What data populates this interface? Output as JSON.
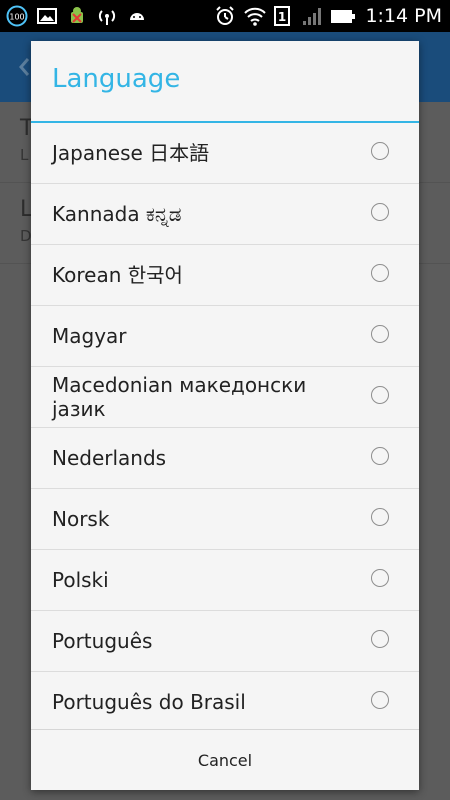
{
  "status_bar": {
    "battery_level_label": "100",
    "time": "1:14 PM",
    "sim_slot": "1",
    "icons_left": [
      "battery-saver-icon",
      "image-icon",
      "android-debug-icon",
      "wifi-hotspot-icon",
      "android-icon"
    ],
    "icons_right": [
      "alarm-icon",
      "wifi-icon",
      "sim-icon",
      "signal-icon",
      "battery-icon"
    ]
  },
  "background_app": {
    "rows": [
      {
        "title": "T",
        "subtitle": "L"
      },
      {
        "title": "L",
        "subtitle": "D"
      }
    ]
  },
  "dialog": {
    "title": "Language",
    "accent_color": "#33b5e5",
    "options": [
      {
        "label": "Japanese 日本語",
        "selected": false
      },
      {
        "label": "Kannada ಕನ್ನಡ",
        "selected": false
      },
      {
        "label": "Korean 한국어",
        "selected": false
      },
      {
        "label": "Magyar",
        "selected": false
      },
      {
        "label": "Macedonian македонски јазик",
        "selected": false
      },
      {
        "label": "Nederlands",
        "selected": false
      },
      {
        "label": "Norsk",
        "selected": false
      },
      {
        "label": "Polski",
        "selected": false
      },
      {
        "label": "Português",
        "selected": false
      },
      {
        "label": "Português do Brasil",
        "selected": false
      }
    ],
    "cancel_label": "Cancel"
  }
}
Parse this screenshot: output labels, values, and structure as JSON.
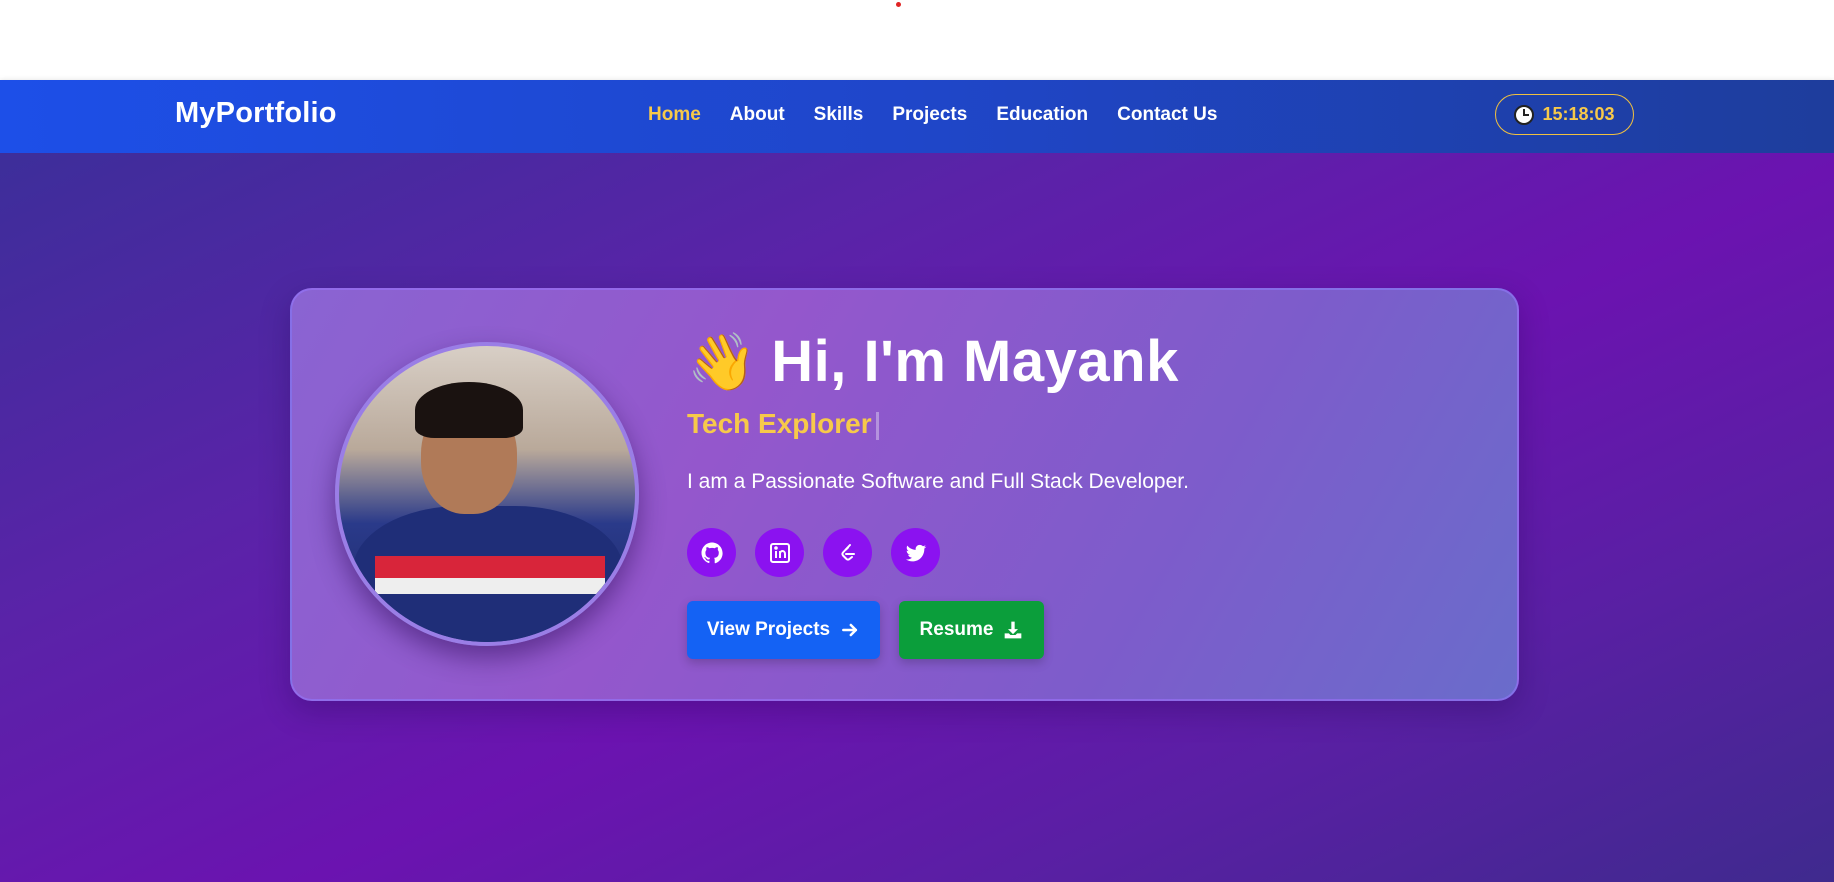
{
  "navbar": {
    "brand": "MyPortfolio",
    "links": [
      {
        "label": "Home",
        "active": true
      },
      {
        "label": "About",
        "active": false
      },
      {
        "label": "Skills",
        "active": false
      },
      {
        "label": "Projects",
        "active": false
      },
      {
        "label": "Education",
        "active": false
      },
      {
        "label": "Contact Us",
        "active": false
      }
    ],
    "clock": {
      "icon": "clock-icon",
      "time": "15:18:03"
    }
  },
  "hero": {
    "wave_emoji": "👋",
    "greeting": "Hi, I'm Mayank",
    "typed_role": "Tech Explorer",
    "description": "I am a Passionate Software and Full Stack Developer.",
    "socials": [
      {
        "name": "github-icon"
      },
      {
        "name": "linkedin-icon"
      },
      {
        "name": "leetcode-icon"
      },
      {
        "name": "twitter-icon"
      }
    ],
    "buttons": {
      "projects_label": "View Projects",
      "resume_label": "Resume"
    }
  },
  "colors": {
    "accent_yellow": "#f7c94a",
    "social_purple": "#8b12f0",
    "primary_blue": "#1462f4",
    "resume_green": "#0b9e3b"
  }
}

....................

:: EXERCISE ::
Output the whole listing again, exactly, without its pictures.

:: YOUR RESPONSE ::
What data populates this interface? Output as JSON.
{
  "status_bar": {
    "battery_level_label": "100",
    "time": "1:14 PM",
    "sim_slot": "1",
    "icons_left": [
      "battery-saver-icon",
      "image-icon",
      "android-debug-icon",
      "wifi-hotspot-icon",
      "android-icon"
    ],
    "icons_right": [
      "alarm-icon",
      "wifi-icon",
      "sim-icon",
      "signal-icon",
      "battery-icon"
    ]
  },
  "background_app": {
    "rows": [
      {
        "title": "T",
        "subtitle": "L"
      },
      {
        "title": "L",
        "subtitle": "D"
      }
    ]
  },
  "dialog": {
    "title": "Language",
    "accent_color": "#33b5e5",
    "options": [
      {
        "label": "Japanese 日本語",
        "selected": false
      },
      {
        "label": "Kannada ಕನ್ನಡ",
        "selected": false
      },
      {
        "label": "Korean 한국어",
        "selected": false
      },
      {
        "label": "Magyar",
        "selected": false
      },
      {
        "label": "Macedonian македонски јазик",
        "selected": false
      },
      {
        "label": "Nederlands",
        "selected": false
      },
      {
        "label": "Norsk",
        "selected": false
      },
      {
        "label": "Polski",
        "selected": false
      },
      {
        "label": "Português",
        "selected": false
      },
      {
        "label": "Português do Brasil",
        "selected": false
      }
    ],
    "cancel_label": "Cancel"
  }
}
Parse this screenshot: output labels, values, and structure as JSON.
{
  "navbar": {
    "brand": "MyPortfolio",
    "links": [
      {
        "label": "Home",
        "active": true
      },
      {
        "label": "About",
        "active": false
      },
      {
        "label": "Skills",
        "active": false
      },
      {
        "label": "Projects",
        "active": false
      },
      {
        "label": "Education",
        "active": false
      },
      {
        "label": "Contact Us",
        "active": false
      }
    ],
    "clock": {
      "icon": "clock-icon",
      "time": "15:18:03"
    }
  },
  "hero": {
    "wave_emoji": "👋",
    "greeting": "Hi, I'm Mayank",
    "typed_role": "Tech Explorer",
    "description": "I am a Passionate Software and Full Stack Developer.",
    "socials": [
      {
        "name": "github-icon"
      },
      {
        "name": "linkedin-icon"
      },
      {
        "name": "leetcode-icon"
      },
      {
        "name": "twitter-icon"
      }
    ],
    "buttons": {
      "projects_label": "View Projects",
      "resume_label": "Resume"
    }
  },
  "colors": {
    "accent_yellow": "#f7c94a",
    "social_purple": "#8b12f0",
    "primary_blue": "#1462f4",
    "resume_green": "#0b9e3b"
  }
}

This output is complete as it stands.